**EXERCISE DESCRIPTION**
Go through the material below and count the lines with the string "JSON"; the number is the whole answer.
↓
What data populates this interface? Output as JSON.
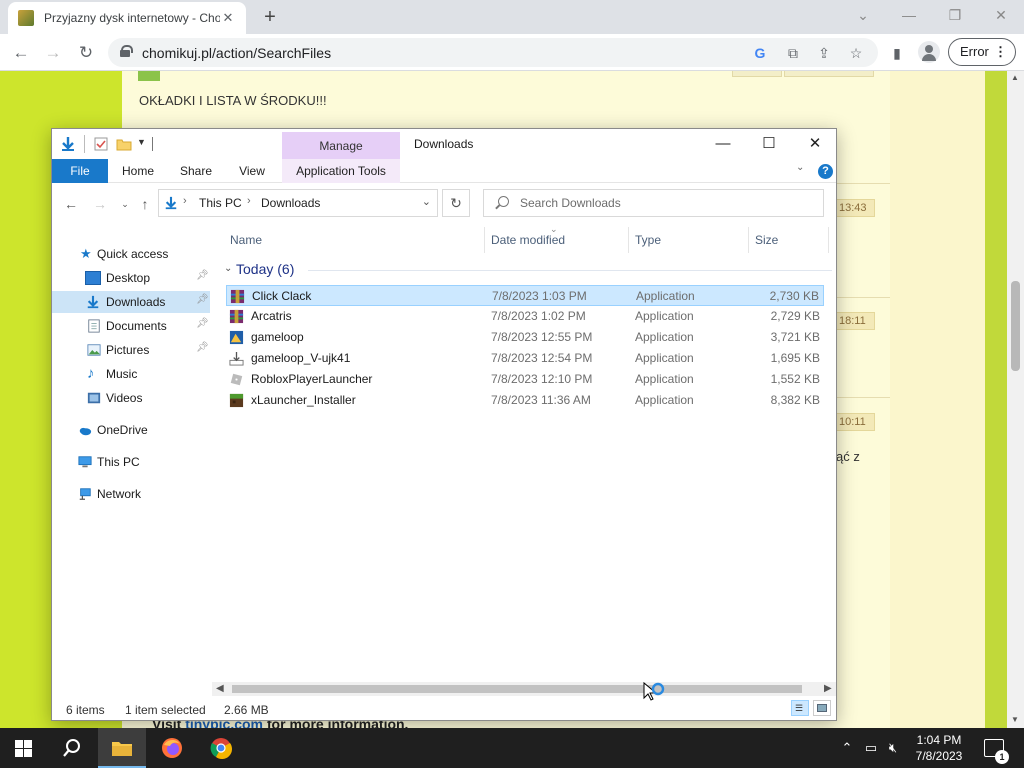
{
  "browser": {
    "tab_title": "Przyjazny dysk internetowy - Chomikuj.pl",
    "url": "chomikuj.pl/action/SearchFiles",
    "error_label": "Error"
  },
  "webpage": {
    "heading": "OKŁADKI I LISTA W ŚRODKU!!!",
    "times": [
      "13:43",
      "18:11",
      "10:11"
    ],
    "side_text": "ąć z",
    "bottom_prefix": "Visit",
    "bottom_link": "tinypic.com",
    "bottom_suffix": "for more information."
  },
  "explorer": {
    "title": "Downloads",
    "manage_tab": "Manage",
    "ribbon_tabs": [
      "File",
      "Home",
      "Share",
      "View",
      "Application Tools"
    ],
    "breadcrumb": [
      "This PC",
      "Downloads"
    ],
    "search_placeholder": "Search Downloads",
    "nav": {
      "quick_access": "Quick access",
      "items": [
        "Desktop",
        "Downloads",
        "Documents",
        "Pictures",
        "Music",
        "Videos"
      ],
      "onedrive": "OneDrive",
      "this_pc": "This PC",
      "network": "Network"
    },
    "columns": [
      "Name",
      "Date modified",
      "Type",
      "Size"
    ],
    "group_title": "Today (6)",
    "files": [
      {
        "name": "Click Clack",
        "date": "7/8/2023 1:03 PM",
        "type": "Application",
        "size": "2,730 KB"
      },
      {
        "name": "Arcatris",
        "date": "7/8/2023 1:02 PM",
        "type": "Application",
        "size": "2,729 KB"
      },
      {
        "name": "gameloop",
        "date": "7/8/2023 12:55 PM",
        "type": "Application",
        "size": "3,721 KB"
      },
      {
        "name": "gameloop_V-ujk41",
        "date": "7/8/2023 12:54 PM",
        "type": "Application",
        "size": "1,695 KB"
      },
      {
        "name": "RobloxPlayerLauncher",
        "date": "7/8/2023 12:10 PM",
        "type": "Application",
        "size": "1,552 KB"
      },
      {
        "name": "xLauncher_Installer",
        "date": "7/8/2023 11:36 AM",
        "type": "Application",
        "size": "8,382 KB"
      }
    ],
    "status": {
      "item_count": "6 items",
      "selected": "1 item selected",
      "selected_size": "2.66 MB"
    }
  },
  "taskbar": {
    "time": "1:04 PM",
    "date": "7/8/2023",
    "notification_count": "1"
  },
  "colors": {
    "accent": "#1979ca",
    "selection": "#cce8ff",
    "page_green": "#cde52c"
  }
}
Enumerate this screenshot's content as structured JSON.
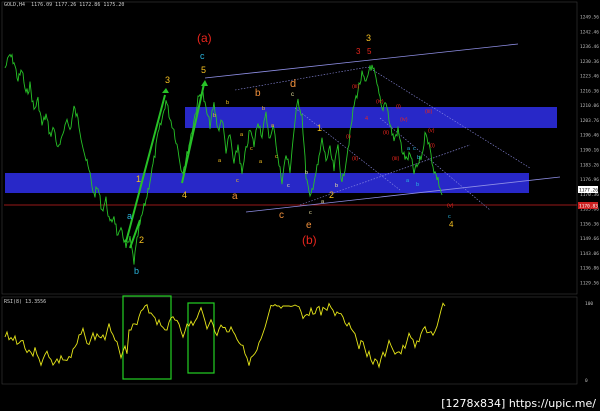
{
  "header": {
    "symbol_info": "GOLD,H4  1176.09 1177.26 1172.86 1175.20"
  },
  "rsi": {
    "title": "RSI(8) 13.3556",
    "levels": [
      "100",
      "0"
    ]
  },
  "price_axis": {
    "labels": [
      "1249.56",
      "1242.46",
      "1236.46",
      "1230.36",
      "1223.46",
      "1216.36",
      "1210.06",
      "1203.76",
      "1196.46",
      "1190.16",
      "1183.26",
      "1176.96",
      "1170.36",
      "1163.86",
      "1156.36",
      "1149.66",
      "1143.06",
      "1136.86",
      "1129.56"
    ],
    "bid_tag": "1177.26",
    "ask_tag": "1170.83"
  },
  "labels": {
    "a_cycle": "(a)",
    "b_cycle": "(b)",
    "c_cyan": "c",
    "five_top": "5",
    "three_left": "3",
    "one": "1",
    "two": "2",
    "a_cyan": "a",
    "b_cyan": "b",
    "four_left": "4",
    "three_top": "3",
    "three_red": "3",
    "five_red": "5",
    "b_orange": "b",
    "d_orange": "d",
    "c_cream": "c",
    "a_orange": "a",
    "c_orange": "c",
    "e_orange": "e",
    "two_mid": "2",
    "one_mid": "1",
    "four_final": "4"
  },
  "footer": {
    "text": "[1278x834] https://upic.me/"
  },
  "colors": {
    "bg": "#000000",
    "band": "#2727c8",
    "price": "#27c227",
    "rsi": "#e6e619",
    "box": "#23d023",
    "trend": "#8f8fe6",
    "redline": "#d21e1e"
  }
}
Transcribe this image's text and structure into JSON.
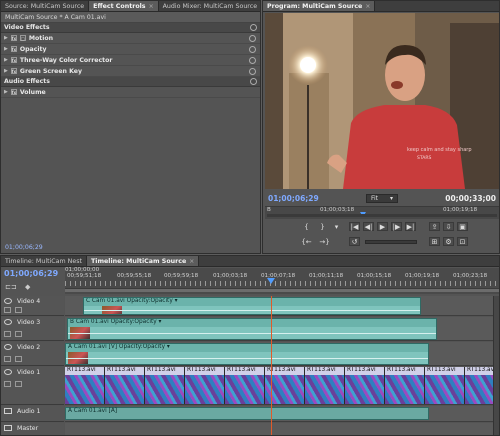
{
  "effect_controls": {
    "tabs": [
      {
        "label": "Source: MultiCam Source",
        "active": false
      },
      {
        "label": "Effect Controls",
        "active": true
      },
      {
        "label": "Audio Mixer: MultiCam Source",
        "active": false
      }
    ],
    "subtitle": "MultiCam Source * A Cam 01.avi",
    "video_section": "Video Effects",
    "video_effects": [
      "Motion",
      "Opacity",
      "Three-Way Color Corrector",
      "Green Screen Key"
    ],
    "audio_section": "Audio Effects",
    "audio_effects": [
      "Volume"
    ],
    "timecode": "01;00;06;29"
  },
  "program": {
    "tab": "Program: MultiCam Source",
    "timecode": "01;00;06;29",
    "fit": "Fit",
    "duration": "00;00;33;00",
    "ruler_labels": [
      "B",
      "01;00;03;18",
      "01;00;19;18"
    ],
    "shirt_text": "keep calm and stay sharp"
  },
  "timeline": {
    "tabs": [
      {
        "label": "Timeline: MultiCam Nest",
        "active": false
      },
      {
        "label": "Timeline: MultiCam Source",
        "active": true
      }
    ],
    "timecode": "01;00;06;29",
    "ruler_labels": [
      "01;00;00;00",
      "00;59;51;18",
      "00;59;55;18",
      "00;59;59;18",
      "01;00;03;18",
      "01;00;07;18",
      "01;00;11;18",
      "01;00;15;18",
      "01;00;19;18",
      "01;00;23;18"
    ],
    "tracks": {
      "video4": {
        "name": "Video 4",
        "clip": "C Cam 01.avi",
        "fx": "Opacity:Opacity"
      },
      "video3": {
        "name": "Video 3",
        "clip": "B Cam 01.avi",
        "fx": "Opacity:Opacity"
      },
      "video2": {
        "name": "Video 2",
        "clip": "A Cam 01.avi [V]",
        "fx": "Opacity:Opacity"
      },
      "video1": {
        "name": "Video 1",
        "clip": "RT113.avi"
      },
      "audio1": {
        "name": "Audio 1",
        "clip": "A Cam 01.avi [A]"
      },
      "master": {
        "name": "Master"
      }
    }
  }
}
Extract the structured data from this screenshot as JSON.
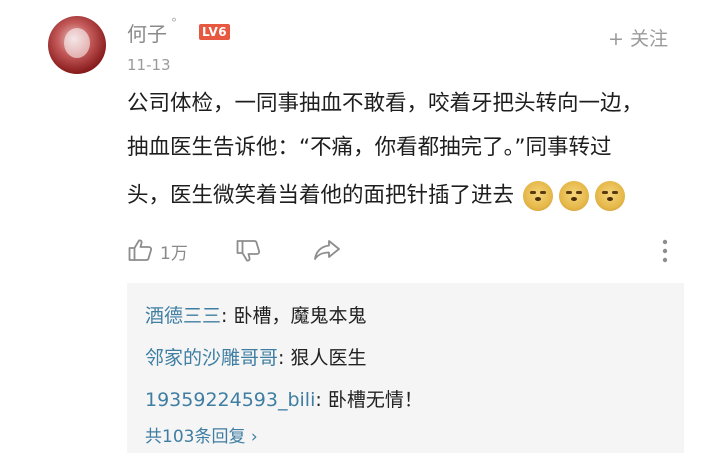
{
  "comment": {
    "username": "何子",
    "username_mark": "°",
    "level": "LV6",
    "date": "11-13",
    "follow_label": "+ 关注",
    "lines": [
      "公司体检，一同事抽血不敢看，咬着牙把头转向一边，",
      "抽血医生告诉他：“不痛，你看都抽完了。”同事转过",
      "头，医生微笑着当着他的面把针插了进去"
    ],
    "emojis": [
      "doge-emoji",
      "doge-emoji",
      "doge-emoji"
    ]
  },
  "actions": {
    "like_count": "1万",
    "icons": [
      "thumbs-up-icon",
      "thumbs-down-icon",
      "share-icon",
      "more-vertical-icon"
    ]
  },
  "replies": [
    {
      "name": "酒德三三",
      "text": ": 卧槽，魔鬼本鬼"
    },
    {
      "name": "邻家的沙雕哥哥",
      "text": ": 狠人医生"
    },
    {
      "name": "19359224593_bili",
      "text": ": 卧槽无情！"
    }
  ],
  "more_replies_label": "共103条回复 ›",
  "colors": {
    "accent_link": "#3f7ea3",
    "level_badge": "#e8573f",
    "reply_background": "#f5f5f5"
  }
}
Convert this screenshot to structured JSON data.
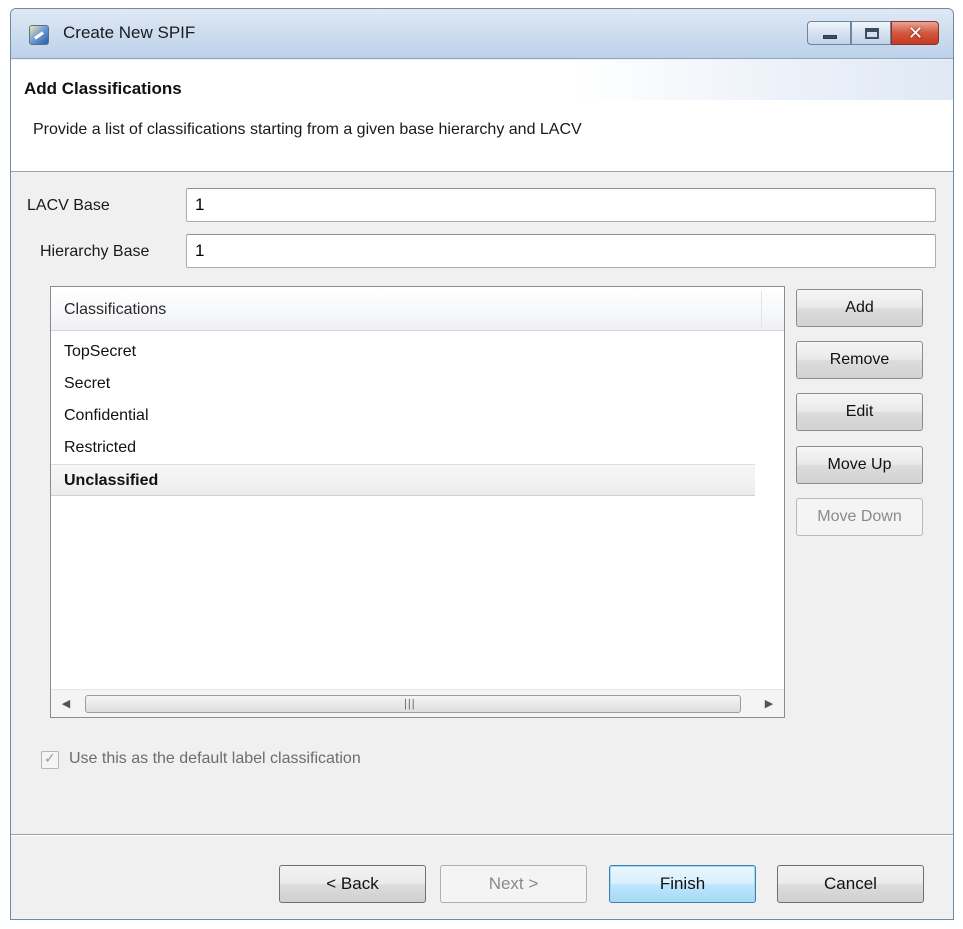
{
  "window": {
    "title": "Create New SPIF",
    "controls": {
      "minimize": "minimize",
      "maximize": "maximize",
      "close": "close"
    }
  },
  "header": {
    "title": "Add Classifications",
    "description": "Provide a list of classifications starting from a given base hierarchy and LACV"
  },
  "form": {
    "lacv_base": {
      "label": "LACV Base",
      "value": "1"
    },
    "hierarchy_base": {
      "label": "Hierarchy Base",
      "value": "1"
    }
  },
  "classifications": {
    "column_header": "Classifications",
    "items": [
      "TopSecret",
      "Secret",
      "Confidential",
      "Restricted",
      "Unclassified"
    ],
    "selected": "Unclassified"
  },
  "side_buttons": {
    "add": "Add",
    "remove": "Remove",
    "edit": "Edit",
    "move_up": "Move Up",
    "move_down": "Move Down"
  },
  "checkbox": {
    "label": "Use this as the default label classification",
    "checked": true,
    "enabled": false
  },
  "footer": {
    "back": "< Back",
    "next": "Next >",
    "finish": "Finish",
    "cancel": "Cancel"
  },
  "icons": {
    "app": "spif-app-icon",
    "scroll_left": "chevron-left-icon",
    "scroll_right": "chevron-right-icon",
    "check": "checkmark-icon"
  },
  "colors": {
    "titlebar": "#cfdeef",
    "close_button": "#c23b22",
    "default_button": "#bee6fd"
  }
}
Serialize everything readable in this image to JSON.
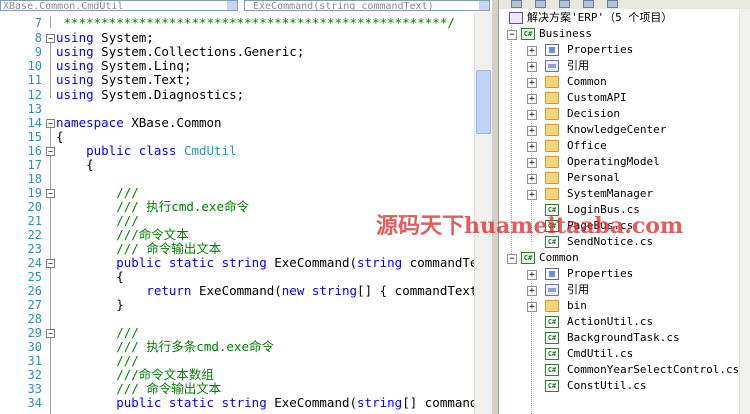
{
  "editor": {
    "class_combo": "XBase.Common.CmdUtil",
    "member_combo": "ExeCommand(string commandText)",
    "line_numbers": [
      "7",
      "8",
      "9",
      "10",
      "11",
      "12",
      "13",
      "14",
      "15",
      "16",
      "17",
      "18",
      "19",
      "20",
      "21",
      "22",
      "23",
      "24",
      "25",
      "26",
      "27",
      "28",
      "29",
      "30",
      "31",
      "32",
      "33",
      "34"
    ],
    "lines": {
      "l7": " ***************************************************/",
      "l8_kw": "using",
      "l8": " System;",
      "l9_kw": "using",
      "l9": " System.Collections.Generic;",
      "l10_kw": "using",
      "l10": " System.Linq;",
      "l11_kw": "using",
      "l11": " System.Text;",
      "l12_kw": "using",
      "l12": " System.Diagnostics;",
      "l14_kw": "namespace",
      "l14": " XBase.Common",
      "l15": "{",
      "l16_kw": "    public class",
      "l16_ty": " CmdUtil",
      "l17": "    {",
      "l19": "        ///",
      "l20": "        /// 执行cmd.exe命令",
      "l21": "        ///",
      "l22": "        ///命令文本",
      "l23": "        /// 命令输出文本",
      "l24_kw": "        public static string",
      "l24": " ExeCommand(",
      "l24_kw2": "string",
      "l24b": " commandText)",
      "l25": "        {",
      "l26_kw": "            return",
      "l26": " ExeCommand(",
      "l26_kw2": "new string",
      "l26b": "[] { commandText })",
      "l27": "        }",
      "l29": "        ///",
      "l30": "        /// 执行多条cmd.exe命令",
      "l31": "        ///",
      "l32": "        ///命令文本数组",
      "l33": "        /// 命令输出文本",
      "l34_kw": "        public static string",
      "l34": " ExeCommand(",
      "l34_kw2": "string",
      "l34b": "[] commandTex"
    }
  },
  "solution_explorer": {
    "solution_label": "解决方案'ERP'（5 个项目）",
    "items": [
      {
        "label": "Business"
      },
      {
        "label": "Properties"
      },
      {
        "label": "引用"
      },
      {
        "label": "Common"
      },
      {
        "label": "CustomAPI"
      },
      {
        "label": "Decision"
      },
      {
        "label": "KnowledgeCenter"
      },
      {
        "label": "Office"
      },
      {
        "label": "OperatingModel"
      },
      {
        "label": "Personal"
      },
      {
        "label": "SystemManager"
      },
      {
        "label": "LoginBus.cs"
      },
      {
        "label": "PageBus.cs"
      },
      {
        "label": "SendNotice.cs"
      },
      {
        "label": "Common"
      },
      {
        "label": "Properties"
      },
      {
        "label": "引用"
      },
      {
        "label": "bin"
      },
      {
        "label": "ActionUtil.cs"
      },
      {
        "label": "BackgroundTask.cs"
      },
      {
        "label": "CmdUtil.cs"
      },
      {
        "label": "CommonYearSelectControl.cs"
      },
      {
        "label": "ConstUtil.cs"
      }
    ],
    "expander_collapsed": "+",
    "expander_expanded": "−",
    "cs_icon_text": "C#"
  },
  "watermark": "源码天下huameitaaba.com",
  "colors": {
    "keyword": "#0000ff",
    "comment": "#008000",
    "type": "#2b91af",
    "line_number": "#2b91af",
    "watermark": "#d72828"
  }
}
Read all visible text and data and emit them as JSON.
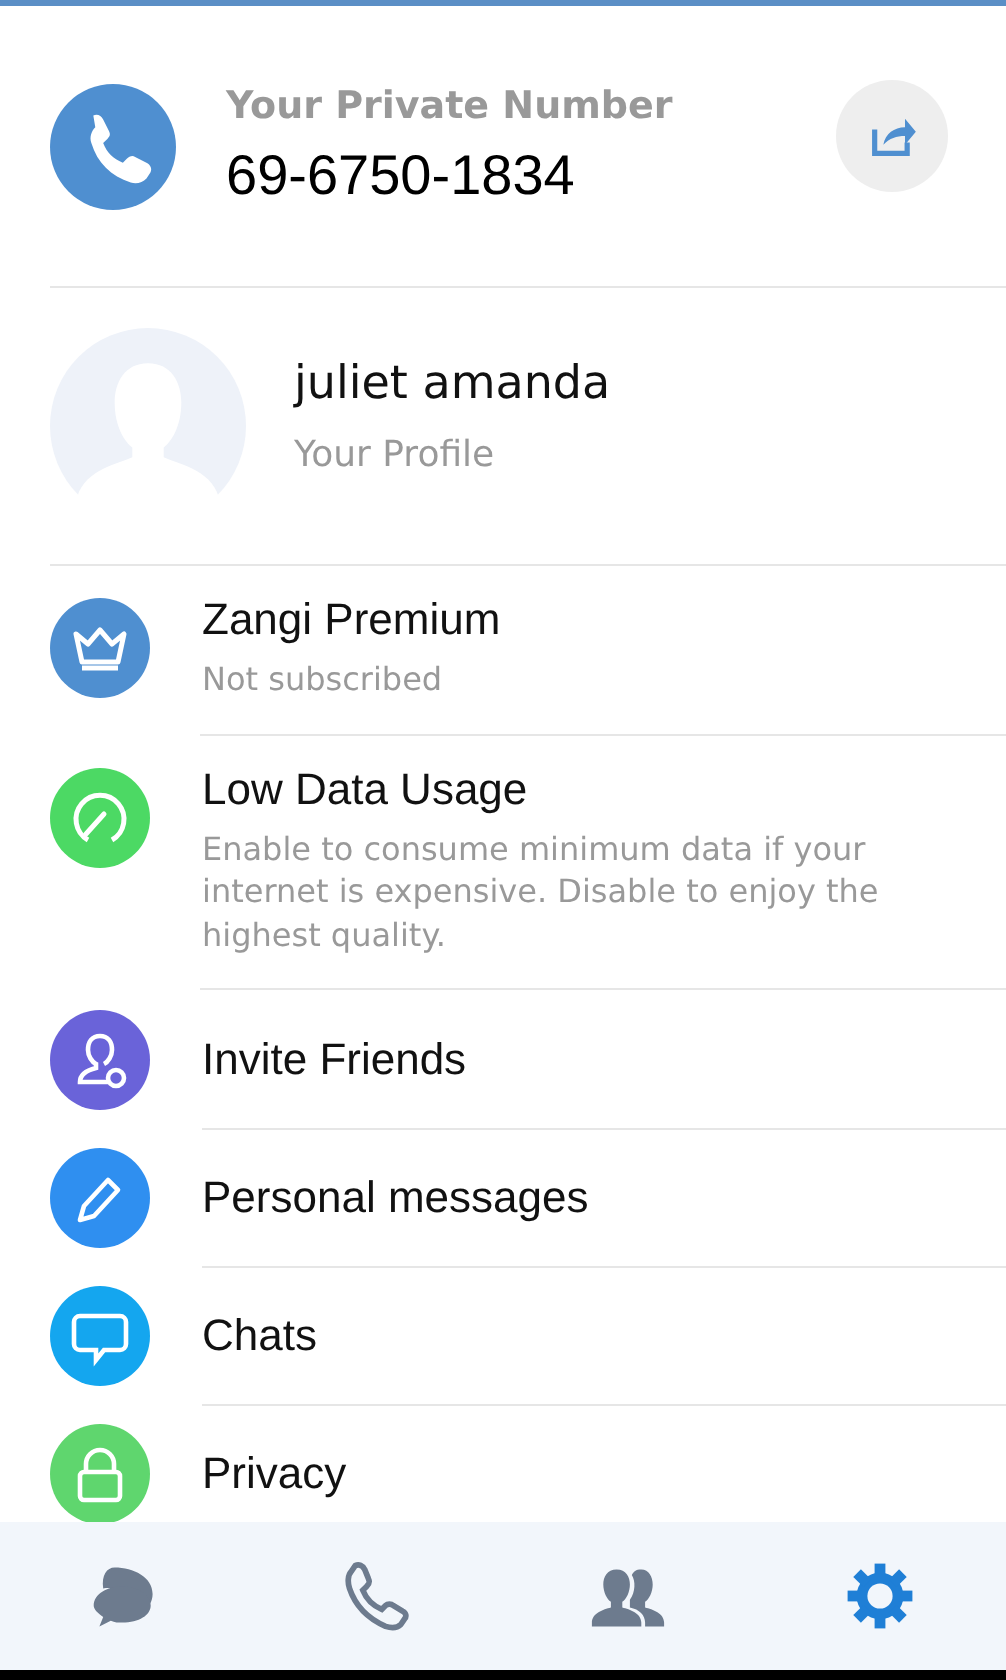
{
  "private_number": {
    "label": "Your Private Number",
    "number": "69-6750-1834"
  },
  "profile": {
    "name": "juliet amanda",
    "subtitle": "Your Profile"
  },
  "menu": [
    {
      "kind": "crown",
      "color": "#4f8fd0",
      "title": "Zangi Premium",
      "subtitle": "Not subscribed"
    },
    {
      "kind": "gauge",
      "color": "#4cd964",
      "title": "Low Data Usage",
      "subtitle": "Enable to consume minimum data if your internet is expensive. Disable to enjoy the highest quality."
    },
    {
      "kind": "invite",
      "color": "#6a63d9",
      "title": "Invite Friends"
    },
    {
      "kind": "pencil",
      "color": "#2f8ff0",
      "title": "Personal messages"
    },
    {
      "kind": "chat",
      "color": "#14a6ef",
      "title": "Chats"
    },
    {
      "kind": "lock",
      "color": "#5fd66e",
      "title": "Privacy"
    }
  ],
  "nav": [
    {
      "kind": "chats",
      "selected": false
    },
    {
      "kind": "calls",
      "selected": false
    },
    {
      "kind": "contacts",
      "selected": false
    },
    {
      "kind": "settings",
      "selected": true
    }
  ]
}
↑
**TASK RESPONSE**
7